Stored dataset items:
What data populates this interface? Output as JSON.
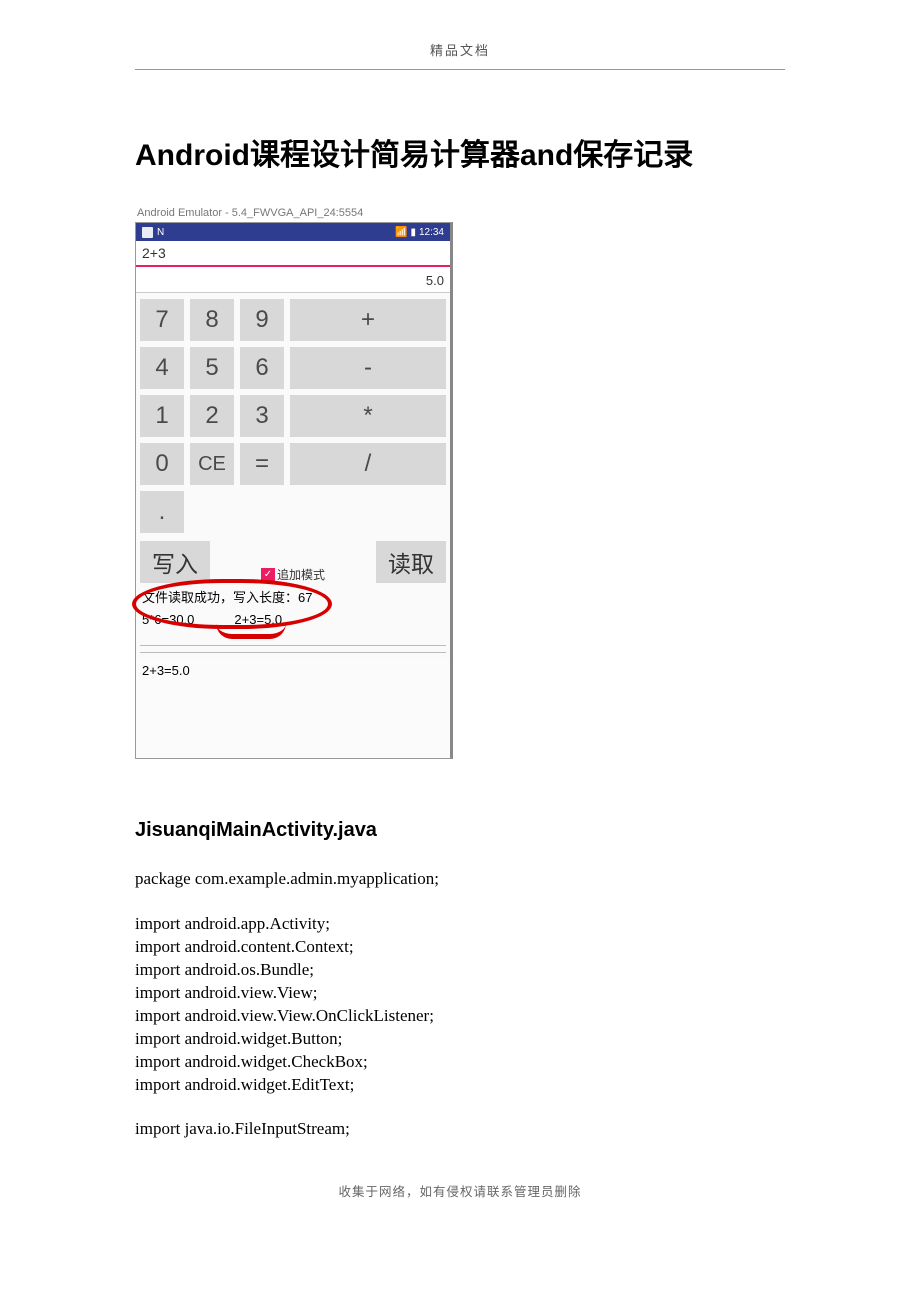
{
  "header": "精品文档",
  "title": "Android课程设计简易计算器and保存记录",
  "emulator": {
    "caption": "Android Emulator - 5.4_FWVGA_API_24:5554",
    "statusbar_left_letter": "N",
    "statusbar_time": "12:34",
    "expression": "2+3",
    "result": "5.0",
    "keys": {
      "r1": [
        "7",
        "8",
        "9",
        "+"
      ],
      "r2": [
        "4",
        "5",
        "6",
        "-"
      ],
      "r3": [
        "1",
        "2",
        "3",
        "*"
      ],
      "r4": [
        "0",
        "CE",
        "=",
        "/"
      ],
      "dot": "."
    },
    "write_label": "写入",
    "read_label": "读取",
    "append_label": "追加模式",
    "append_checked": true,
    "status_line": "文件读取成功，写入长度：67",
    "saved1": "5*6=30.0",
    "saved2": "2+3=5.0",
    "history_line": "2+3=5.0"
  },
  "section_heading": "JisuanqiMainActivity.java",
  "code_lines": [
    "package com.example.admin.myapplication;",
    "",
    "import android.app.Activity;",
    "import android.content.Context;",
    "import android.os.Bundle;",
    "import android.view.View;",
    "import android.view.View.OnClickListener;",
    "import android.widget.Button;",
    "import android.widget.CheckBox;",
    "import android.widget.EditText;",
    "",
    "import java.io.FileInputStream;"
  ],
  "footer": "收集于网络，如有侵权请联系管理员删除"
}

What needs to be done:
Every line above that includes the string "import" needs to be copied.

Answer for the task:
    "import android.app.Activity;",
    "import android.content.Context;",
    "import android.os.Bundle;",
    "import android.view.View;",
    "import android.view.View.OnClickListener;",
    "import android.widget.Button;",
    "import android.widget.CheckBox;",
    "import android.widget.EditText;",
    "import java.io.FileInputStream;"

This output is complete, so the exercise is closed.